      • • Laboratory of Neuroendocrinology
      • • Center for Field Research in Ethology and Ecology
      New York City, New York, United States
    • University of Gothenburg
      • Zoologiska institutionen
      Göteborg, Vaestra Goetaland, Sweden
  • 2007–2009
    • Waseda University
      • Department of Education (Faculty of Education and Integrated Arts and Sciences)
      Edo, Tōkyō, Japan
  • 2005–2008
    • College of Wooster
      • Department of Biology
      Wooster, OH, United States
    • University of Massachusetts Boston
      • Department of Biology
      Boston, MA, United States
  • 1998–2008
    • Tufts University
      • Department of Biology
      Medford, MA, United States
    • Arizona State University
      • School of Life Sciences
      Mesa, AZ, United States
  • 2004–2007
    • Max Planck Institute for Ornithology
      • Max Planck Institute for Ornithology (Radolfzell)
      Pöcking, Bavaria, Germany
  • 2005–2006
    • University of Alaska Fairbanks
      • Department of Biology and Wildlife
      Fairbanks, AK, United States
    • Hiroshima University
      • Faculty of Integrated Arts and Sciences

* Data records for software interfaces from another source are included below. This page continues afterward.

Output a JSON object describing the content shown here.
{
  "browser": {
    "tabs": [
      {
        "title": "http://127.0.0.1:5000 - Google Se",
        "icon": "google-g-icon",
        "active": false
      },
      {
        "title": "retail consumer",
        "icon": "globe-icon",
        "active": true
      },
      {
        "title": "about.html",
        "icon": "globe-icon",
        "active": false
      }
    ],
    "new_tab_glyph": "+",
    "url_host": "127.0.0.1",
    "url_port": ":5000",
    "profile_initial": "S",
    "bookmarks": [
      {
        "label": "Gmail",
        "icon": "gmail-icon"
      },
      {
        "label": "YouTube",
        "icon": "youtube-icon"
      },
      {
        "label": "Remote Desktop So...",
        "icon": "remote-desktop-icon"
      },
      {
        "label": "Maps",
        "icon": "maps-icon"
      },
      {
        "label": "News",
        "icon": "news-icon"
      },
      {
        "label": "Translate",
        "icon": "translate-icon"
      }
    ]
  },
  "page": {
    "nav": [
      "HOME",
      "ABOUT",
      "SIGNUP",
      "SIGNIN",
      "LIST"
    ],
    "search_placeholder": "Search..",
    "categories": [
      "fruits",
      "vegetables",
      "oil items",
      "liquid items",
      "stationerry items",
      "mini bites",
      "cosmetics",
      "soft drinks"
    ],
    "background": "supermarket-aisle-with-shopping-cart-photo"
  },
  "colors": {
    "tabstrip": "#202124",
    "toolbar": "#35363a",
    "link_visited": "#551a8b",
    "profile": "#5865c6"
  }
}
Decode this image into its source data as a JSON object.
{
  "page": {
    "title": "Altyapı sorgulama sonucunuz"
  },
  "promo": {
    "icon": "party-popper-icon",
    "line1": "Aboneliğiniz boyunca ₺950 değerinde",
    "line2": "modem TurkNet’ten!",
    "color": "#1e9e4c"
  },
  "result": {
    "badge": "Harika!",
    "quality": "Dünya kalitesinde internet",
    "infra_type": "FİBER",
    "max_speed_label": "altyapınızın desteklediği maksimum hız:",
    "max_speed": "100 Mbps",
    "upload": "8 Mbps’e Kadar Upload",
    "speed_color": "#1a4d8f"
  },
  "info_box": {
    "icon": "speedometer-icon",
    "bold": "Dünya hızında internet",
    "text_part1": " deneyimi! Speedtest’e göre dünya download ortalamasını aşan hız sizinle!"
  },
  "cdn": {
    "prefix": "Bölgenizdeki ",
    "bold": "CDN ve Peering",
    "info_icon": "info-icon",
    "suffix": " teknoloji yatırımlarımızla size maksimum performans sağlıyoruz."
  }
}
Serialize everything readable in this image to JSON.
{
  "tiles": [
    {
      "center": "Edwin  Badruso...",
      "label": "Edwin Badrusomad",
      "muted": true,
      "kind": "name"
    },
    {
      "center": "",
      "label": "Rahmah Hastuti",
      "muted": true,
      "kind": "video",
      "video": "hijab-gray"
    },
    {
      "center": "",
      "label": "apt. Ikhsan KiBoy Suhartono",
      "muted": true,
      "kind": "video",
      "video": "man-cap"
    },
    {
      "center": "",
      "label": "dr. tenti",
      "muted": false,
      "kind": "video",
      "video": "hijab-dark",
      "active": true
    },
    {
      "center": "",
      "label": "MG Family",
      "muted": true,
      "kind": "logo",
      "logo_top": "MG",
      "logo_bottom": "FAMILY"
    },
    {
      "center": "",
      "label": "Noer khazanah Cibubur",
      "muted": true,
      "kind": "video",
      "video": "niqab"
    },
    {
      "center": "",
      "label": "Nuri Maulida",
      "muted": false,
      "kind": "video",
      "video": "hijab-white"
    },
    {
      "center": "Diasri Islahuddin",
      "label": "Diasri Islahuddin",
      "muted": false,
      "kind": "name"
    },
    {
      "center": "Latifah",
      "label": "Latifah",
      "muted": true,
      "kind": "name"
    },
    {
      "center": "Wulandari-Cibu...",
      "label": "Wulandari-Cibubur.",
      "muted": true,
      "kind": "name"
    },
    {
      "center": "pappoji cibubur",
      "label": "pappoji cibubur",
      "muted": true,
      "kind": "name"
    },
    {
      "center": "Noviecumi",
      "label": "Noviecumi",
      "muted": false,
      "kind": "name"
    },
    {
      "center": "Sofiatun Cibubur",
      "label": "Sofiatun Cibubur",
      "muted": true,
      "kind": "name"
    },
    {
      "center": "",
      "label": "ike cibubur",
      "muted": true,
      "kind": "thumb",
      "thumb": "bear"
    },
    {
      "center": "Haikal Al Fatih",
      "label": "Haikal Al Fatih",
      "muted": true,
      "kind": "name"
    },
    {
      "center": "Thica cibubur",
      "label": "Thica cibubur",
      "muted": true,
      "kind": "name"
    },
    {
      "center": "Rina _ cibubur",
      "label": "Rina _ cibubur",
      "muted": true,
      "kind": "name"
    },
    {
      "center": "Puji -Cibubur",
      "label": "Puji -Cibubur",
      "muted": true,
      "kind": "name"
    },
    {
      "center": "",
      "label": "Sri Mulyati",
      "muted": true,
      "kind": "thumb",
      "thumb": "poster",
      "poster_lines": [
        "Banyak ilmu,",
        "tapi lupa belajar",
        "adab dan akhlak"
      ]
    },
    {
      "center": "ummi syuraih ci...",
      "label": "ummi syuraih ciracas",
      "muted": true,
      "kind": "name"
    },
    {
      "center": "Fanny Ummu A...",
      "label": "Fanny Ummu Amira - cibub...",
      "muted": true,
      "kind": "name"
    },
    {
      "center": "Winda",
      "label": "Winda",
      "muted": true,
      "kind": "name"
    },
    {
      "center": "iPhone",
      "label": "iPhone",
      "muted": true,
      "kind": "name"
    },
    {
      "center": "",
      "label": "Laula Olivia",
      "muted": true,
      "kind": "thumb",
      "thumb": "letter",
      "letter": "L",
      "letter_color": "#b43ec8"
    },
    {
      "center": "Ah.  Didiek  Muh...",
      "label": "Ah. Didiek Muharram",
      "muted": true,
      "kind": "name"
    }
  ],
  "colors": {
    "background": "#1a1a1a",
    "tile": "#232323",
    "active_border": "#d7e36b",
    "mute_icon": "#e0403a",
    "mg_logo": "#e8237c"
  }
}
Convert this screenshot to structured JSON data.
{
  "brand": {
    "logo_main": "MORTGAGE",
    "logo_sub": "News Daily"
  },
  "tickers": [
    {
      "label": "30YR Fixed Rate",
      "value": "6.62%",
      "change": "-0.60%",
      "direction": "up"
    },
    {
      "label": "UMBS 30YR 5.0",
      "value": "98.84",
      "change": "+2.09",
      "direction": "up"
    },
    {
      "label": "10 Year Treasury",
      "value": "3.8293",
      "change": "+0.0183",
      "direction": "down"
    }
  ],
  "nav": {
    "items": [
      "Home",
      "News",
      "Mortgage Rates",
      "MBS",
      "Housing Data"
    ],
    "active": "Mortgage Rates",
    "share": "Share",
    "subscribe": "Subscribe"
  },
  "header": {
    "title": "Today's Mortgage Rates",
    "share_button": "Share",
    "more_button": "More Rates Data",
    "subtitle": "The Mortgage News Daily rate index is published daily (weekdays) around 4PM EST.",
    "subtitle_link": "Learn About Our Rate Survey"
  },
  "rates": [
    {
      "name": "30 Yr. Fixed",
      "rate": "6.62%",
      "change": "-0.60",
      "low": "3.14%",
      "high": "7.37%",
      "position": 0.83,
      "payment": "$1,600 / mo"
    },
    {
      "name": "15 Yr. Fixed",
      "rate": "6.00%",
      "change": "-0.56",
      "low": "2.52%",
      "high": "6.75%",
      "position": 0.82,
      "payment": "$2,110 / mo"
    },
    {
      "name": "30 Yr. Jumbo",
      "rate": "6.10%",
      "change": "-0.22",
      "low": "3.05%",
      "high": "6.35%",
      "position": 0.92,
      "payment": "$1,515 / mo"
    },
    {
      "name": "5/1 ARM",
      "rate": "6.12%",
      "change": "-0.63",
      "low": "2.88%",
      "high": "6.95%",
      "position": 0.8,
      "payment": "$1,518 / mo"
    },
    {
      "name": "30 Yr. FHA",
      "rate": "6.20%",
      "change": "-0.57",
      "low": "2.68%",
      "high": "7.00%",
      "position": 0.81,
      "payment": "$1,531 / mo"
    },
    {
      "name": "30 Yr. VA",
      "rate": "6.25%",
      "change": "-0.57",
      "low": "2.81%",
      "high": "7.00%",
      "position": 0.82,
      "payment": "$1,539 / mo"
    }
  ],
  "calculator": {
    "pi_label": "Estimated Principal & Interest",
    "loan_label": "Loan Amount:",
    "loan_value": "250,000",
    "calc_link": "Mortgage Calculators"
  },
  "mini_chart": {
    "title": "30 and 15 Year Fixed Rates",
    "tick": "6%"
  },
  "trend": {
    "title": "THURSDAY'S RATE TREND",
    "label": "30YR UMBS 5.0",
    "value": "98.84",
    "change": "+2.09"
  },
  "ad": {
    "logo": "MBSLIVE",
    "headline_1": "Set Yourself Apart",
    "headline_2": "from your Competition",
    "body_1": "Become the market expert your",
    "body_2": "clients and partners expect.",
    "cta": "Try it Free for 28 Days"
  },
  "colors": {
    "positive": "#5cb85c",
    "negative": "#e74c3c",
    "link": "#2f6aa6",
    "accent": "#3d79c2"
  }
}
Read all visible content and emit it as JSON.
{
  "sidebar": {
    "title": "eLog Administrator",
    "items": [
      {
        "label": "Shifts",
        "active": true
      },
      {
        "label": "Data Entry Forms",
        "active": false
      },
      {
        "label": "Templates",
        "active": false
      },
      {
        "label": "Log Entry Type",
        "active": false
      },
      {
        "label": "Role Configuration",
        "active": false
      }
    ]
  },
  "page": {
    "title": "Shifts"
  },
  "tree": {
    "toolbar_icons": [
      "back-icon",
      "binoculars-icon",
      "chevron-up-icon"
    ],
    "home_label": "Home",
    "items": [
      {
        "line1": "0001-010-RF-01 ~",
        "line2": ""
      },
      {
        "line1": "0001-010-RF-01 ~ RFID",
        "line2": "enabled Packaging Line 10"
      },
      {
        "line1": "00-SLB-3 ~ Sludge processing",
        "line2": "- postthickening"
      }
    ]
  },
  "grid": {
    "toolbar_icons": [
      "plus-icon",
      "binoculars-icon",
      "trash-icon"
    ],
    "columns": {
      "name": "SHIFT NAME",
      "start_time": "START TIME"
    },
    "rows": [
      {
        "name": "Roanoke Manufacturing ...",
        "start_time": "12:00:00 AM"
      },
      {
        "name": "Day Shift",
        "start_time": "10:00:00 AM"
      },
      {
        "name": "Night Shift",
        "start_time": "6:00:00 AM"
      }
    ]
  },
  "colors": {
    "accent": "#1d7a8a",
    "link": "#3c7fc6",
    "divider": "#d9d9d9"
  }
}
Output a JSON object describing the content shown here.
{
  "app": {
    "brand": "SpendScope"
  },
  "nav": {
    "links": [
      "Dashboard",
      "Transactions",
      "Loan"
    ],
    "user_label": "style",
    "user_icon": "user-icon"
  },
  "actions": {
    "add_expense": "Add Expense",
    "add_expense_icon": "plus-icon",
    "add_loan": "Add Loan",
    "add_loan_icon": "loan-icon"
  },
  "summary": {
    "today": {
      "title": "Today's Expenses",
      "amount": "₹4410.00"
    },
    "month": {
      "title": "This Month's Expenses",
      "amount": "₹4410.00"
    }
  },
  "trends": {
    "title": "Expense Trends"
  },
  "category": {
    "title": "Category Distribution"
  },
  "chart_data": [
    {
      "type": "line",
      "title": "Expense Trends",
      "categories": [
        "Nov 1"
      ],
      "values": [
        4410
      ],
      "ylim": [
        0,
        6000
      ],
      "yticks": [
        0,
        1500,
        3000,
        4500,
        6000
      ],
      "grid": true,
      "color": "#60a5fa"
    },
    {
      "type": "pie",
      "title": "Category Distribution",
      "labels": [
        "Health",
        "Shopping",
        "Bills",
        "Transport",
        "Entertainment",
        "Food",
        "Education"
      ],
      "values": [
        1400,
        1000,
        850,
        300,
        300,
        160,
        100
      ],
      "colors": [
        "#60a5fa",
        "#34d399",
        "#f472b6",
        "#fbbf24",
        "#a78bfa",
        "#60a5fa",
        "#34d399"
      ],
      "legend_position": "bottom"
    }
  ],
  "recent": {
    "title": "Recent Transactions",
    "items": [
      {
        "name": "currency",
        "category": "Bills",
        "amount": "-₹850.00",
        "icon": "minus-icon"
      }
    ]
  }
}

      Hiroshima-shi, Hiroshima-ken, Japan
  • 2003–2006
    • University of Texas at Austin
      • Department of Integrative Biology
      Austin, TX, United States
    • University of California, Santa Cruz
      • Department of Ecology & Evolutionary Biology
      Santa Cruz, CA, United States
    • Lund University
      • Department of Animal Ecology
      Lund, Skane, Sweden
    • Northern Arizona University
      • Department of Biological Sciences
      Flagstaff, AZ, United States
  • 2002
    • Koninklijk Nederlands Instituut voor Onderzoek der Zee - NIOZ
      Burg, North Holland, Netherlands
  • 1982–2002
    • CSU Mentor
      Long Beach, California, United States
  • 2000
    • University of Illinois, Urbana-Champaign
      Urbana, Illinois, United States
    • Swarthmore College
      • Department of Biology
      Swarthmore, PA, United States
  • 1994–2000
    • University of Wollongong
      • School of Biological Sciences
      Wollongong, New South Wales, Australia
  • 1999
    • Occidental College
      • Department of Biology
      Los Angeles, CA, United States
    • The Roslin Institute
      Edinburgh, Scotland, United Kingdom
  • 1989–1997
    • Tokyo Medical and Dental University
      Edo, Tōkyō, Japan
  • 1996
    • Indiana University Bloomington
      • Department of Biology
      Bloomington, IN, United States
  • 1984
    • University of Everett Washington
      New York City, New York, United States
  • 1981
    • University of Bristol
      Bristol, England, United Kingdom